In the autumn of 2018, EvoEnergy completed a 227.88kWp solar PV array on Yorkshire- based food manufacturer, Symington’s.
Historically, Symington’s were one of the first manufacturers to promote the advantages of a healthy diet by producing a range of Egyptian food in the 19th Century. Today, the food manufacturer’s portfolio include house hold brands such as Aunt Bessie’s, Mug Shots and Chicken Tonight.
Distributing all these popular products creates large demand on the grid and a large carbon footprint. To reduce this Syzygy consulting were brought in to advise on carbon reduction and tendered for the installation of solar on Symington’s Thorne Farm warehouse in 2018. EvoEnergy were awarded the contract after a successful bid – a spec to meet the demands of the roof’s structural requirements.
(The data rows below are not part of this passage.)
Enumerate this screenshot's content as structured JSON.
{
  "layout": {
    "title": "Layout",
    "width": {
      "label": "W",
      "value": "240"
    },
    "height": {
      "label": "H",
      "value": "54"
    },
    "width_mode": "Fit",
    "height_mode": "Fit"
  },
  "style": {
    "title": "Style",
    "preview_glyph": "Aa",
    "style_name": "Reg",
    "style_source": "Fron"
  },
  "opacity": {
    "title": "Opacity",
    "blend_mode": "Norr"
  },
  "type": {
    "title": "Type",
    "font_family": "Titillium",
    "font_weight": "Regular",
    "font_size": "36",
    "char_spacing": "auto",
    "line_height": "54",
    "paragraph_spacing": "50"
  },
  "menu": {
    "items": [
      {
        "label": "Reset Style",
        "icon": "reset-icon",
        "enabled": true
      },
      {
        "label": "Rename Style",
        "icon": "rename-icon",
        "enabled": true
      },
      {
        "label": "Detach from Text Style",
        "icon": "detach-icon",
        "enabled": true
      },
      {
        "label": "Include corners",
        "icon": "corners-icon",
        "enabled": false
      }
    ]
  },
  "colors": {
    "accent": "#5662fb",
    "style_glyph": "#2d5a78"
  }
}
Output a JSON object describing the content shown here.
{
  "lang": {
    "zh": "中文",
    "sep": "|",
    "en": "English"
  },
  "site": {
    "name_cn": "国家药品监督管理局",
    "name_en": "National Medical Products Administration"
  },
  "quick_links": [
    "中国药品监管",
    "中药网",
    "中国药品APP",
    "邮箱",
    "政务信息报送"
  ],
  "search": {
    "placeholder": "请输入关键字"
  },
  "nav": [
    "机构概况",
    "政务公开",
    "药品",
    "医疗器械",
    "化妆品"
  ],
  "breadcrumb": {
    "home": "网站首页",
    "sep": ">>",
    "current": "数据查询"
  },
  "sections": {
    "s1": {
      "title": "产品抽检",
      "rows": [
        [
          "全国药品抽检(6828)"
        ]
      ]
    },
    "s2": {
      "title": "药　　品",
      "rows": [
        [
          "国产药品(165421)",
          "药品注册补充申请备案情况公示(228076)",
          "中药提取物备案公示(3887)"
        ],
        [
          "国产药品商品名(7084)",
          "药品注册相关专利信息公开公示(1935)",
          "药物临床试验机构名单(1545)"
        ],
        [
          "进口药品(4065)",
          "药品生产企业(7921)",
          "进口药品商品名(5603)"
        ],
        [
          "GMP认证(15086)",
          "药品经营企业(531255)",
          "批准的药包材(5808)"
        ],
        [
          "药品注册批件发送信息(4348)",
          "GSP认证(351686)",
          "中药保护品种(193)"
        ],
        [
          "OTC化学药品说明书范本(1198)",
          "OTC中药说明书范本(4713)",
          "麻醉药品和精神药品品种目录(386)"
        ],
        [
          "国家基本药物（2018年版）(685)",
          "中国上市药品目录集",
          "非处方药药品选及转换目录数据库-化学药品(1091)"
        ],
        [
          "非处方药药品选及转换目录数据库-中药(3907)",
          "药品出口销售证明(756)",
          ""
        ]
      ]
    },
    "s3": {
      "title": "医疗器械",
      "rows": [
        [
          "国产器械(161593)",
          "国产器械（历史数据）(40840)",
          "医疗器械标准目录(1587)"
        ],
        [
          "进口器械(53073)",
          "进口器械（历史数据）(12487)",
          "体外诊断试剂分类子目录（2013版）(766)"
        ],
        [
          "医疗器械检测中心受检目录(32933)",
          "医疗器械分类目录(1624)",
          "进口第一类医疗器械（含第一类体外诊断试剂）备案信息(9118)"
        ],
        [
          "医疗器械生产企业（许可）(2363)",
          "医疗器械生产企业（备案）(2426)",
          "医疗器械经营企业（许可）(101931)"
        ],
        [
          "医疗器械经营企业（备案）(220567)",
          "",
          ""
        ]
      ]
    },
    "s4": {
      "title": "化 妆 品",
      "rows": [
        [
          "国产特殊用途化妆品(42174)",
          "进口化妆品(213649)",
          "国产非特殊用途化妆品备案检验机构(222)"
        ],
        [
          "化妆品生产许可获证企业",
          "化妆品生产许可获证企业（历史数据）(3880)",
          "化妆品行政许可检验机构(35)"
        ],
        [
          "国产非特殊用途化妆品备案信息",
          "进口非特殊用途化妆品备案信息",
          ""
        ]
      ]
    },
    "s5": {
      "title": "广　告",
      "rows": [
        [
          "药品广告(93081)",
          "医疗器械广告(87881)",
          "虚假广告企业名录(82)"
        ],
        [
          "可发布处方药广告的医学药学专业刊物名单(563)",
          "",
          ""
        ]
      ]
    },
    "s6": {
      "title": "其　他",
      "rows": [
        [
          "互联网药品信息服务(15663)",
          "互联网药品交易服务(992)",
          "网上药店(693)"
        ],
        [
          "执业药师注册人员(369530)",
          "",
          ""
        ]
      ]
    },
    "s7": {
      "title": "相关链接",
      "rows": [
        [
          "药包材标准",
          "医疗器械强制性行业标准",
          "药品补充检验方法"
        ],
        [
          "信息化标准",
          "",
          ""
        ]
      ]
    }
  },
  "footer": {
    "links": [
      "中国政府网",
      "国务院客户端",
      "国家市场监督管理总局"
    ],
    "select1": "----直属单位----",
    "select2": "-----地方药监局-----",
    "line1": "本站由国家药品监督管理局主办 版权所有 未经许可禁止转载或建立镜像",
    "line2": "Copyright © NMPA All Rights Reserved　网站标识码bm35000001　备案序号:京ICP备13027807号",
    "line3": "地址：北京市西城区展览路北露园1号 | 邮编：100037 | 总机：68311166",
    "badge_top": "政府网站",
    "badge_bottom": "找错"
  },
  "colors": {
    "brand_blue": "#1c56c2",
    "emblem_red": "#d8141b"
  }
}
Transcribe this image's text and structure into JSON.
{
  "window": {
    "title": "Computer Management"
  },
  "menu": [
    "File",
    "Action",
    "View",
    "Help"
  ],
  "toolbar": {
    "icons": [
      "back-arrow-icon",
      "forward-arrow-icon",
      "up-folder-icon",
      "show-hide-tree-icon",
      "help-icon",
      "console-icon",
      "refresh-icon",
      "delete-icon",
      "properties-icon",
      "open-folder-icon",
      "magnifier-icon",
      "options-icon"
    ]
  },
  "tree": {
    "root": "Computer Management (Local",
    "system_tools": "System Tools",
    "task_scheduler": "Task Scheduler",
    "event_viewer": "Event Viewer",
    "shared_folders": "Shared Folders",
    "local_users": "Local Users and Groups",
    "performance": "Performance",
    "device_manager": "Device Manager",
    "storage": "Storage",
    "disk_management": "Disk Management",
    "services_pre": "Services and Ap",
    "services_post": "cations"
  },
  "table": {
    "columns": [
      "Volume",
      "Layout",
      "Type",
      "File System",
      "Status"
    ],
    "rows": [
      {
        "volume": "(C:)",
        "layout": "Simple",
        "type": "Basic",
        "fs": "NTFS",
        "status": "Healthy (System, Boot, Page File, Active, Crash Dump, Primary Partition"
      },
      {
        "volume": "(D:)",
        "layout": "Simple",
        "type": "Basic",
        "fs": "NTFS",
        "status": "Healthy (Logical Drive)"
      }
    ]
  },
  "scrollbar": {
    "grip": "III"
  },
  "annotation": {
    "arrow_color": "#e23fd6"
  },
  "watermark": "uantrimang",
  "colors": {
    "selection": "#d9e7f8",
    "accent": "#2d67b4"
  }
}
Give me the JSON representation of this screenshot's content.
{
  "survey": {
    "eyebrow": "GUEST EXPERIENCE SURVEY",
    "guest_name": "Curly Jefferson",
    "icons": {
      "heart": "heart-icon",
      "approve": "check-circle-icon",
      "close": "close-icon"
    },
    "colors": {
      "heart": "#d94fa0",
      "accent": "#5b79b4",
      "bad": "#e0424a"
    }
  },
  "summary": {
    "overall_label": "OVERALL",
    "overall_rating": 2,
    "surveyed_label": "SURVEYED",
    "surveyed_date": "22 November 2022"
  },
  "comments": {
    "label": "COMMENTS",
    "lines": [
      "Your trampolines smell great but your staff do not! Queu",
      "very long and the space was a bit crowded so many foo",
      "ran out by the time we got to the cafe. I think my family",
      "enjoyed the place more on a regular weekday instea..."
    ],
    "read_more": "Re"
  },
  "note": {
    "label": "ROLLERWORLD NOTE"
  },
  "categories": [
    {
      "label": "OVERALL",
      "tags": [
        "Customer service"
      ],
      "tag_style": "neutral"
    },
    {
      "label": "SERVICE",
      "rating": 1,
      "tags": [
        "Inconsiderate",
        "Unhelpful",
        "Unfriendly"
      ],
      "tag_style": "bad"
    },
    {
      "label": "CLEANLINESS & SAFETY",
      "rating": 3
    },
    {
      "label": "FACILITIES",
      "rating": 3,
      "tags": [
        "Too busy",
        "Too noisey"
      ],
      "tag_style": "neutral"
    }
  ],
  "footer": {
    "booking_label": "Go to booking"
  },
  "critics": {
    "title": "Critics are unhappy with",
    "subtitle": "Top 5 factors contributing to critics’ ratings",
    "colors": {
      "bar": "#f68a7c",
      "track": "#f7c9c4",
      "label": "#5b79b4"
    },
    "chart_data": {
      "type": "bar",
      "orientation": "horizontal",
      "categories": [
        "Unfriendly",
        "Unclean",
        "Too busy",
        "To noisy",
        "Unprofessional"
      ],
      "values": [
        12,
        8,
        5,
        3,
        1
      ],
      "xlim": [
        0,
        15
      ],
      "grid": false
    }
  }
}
The EvoEnergy team worked over a four week period to install 822 Trina 270Wp panels along the top of the roof. Now complete and commissioned, the system is generating over 181.8 MWh of clean energy every year – equivalent to preventing 119 barrels of oil being consumed annually. Taking radical steps to reducing their carbon emissions to ensure sustainability for the future energy demands.
To minimise disruption to staff onsite, EvoEnergy erected a scaffolding tower at the side of the building to ensure there was no loss of operations from production. The 227.88 kWp system was installed in zones, with skylights and D Marc system used to remove the possibility of any falls occurring – this in turn meant no internal equipment was required.
The system was also designed with SolarEdge technology to maximise the generation. SolarEdge enabled systems operate solar modules to operate individually within a string to stop poorly performing modules reducing output for the whole string, this could come from shading. Not only will this make the system up to 25% more efficient, but the array is also safer and easier to maintain. Symington’s can also check the performance of each inverter and module 24/7 via the free web portal. Being able to quickly identify any issues with the array allows for prompt remedy by EvoEnergy’s operation and maintenance team.
James Fuller, Senior Project Manager at EvoEnergy, said:
“Overall the project went smoothly while there were some challenges in regard to installing in zones around the skylights these were quickly and safely overcome.
One of the most interesting elements of this project was the high level of staff engagement towards the work EvoEnergy were conducting onsite, from the fork lift truck drivers to senior management, demonstrating the level of commitment Symington’s have to making a greener future not only for the company, but which extends to the wider local community”
To allow easy access to both lower and upper roofs, a 2 stage CAT ladder was installed to provide EvoEnergy’s operation and maintenance engineers access to the roof for future inspections to ensure the system meets expected performance levels and gives good returns on their investment.
Installing solar PV on large scale food- manufacturers isn’t anything new to EvoEnergy, having previously installed 205.5kWp solar PV system on Kanes Food in Worcestershire.